(2) Regarding what the Bible says about taxes is difficult to sort out. Obviously we're to endure them at the least (Mt. 22:21; Rom. 13:7). Some theology/government scholars view all taxes as ungodly, while others see a legitimate purpose for certain taxes (Rom. 13:6). For the time being I fall into that second camp. I think Paul's statement in Romans 13:6 is clear that there are legitimate taxes owed to the government - though in my view those legitimate purposes are only related to restraining civil evil, promoting civil good, and ensuring civil justice (as defined here). But that too is for another time (and yes, I'm still teachable in that area). :)
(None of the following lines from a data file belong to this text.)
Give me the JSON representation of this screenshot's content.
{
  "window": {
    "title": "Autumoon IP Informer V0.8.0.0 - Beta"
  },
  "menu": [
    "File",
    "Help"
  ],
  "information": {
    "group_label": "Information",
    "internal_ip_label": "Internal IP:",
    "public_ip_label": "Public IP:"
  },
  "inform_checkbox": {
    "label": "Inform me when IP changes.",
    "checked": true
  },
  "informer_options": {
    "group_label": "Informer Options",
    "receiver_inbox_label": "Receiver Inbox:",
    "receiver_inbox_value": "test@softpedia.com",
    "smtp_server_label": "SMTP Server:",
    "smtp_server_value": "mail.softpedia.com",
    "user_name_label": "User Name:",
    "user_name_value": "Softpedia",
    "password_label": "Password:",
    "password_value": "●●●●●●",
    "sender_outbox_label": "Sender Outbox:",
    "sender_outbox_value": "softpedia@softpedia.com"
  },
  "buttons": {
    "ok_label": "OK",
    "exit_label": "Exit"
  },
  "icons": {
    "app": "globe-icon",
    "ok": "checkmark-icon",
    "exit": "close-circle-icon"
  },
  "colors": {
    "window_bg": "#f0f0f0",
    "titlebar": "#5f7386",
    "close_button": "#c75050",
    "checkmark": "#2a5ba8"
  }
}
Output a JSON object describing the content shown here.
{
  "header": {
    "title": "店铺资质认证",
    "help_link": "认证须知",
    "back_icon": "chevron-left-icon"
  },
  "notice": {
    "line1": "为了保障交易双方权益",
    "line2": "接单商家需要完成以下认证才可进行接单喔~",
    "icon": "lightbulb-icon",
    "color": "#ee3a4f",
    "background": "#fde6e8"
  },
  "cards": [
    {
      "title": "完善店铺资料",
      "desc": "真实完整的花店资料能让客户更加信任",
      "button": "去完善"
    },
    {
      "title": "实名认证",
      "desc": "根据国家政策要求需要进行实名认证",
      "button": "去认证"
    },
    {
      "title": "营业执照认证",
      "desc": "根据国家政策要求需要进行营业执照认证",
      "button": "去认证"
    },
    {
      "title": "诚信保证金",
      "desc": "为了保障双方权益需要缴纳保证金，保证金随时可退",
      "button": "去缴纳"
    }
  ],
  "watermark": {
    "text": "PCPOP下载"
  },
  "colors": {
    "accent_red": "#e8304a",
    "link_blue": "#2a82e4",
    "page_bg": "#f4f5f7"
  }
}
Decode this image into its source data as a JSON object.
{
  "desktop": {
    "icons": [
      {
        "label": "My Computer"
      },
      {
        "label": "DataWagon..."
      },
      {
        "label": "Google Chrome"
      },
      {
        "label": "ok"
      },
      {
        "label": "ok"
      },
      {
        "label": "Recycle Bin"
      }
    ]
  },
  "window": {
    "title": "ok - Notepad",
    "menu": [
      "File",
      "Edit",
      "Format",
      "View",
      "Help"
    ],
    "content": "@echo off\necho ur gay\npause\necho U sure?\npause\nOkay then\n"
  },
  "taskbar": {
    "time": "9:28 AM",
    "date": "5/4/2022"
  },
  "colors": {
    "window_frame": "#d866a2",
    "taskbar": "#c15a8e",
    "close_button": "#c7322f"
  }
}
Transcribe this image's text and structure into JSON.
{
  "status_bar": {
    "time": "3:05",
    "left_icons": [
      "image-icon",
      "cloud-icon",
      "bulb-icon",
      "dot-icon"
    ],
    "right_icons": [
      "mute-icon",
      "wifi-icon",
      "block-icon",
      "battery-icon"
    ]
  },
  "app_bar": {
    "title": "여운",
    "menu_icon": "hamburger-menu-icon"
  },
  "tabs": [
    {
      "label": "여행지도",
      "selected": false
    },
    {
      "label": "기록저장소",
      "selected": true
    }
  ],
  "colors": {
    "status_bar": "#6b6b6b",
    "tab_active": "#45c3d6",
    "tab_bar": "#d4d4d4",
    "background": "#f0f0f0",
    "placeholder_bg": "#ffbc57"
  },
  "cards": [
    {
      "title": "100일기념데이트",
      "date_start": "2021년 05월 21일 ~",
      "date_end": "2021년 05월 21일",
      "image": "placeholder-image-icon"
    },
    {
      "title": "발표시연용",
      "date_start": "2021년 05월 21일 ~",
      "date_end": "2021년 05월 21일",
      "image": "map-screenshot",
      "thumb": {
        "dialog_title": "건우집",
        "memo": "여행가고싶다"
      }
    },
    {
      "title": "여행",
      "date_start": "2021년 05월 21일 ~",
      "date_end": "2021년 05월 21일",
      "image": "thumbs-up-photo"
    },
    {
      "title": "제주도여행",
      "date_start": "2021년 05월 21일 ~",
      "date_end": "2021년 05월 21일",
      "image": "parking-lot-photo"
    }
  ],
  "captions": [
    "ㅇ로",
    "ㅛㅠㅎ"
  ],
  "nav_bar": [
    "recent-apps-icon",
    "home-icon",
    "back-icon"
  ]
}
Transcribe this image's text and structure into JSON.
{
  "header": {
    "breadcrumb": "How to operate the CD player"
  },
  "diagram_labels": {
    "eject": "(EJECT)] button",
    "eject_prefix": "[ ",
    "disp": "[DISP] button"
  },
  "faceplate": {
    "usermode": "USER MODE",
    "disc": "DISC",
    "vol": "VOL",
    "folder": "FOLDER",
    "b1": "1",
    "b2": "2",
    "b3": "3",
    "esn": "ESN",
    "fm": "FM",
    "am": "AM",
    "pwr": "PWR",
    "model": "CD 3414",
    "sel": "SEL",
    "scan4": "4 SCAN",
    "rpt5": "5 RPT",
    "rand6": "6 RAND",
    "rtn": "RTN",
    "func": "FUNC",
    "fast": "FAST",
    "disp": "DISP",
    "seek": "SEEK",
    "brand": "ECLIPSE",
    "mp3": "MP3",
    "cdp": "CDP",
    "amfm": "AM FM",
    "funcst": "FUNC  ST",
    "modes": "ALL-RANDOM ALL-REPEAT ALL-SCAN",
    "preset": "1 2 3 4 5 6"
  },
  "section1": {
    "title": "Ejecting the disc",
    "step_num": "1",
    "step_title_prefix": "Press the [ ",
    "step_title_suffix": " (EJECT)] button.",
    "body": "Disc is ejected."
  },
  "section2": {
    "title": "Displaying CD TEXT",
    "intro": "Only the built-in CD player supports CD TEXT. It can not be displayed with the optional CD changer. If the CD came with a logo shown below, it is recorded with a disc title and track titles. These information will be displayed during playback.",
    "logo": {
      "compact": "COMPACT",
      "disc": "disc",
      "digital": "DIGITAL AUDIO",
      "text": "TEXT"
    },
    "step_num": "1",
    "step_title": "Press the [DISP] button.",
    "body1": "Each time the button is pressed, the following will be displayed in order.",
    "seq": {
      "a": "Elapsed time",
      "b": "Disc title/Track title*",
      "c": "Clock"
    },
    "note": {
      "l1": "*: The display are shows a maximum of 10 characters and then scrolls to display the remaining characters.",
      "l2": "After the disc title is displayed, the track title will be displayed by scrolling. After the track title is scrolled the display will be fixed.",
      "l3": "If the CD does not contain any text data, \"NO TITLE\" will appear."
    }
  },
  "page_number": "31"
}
(3) If you find Biblical warrant for the government to have legitimate taxing power for schools, parks, libraries, healthcare facilities, etc., then stick to the Word of God and vote according to your conscience. It's not voting for the government to rob or steal from someone if God Himself has authorized the government to tax its citizens for such reasons.
I do encourage you strongly though to truly have a Biblical reason for such things. For myself, I find no reasons to tax other than mentioned in footnote (2) above.
Regardless I think it's prudent to bear in mind the wisdom literature:
"By justice a king builds up the land, but he who taxes heavily tears it down" (Prv. 29:4).
(4) You see, if building a dog park is not authorized by God's Word (i.e. authorized for government to fund through coercive taxation), which is to say not authorized by God Himself; then what happens when 51% of the population are dog owners and they pass the levy?
What happens is that the 49% of people who did not want to pay for a dog park (in this scenario, because they don't have dogs) are forced to pay for it anyway. Those people are going to have less of their money because 51% of the population decided two things at the voting booth: they decided that (1) they themselves wanted a dog park, and that (2) they themselves did not want to fund the entire thing by themselves.
In this scenario (assuming that there are no legitimate principles in God's Word that allow the government to be in the business of building a dog park - which I hope we would all agree), voting for that levy would simply be stealing from 49% of the population so that 51% can have something they want.
The Biblical alternative of course is that the 51% of people who want a dog park enter into a voluntary association with each other where they pledge the necessary funds in order to build the dog park and maintain it. This avoids stealing from their neighbors (Ex. 20:15).
**Disclaimer: No, there is no levy for a dog park on my local ballot this year, nor on any ballots of which I'm aware. It was simply an example that popped into my head. Any similarities to your own ballots are purely coincidental. ;)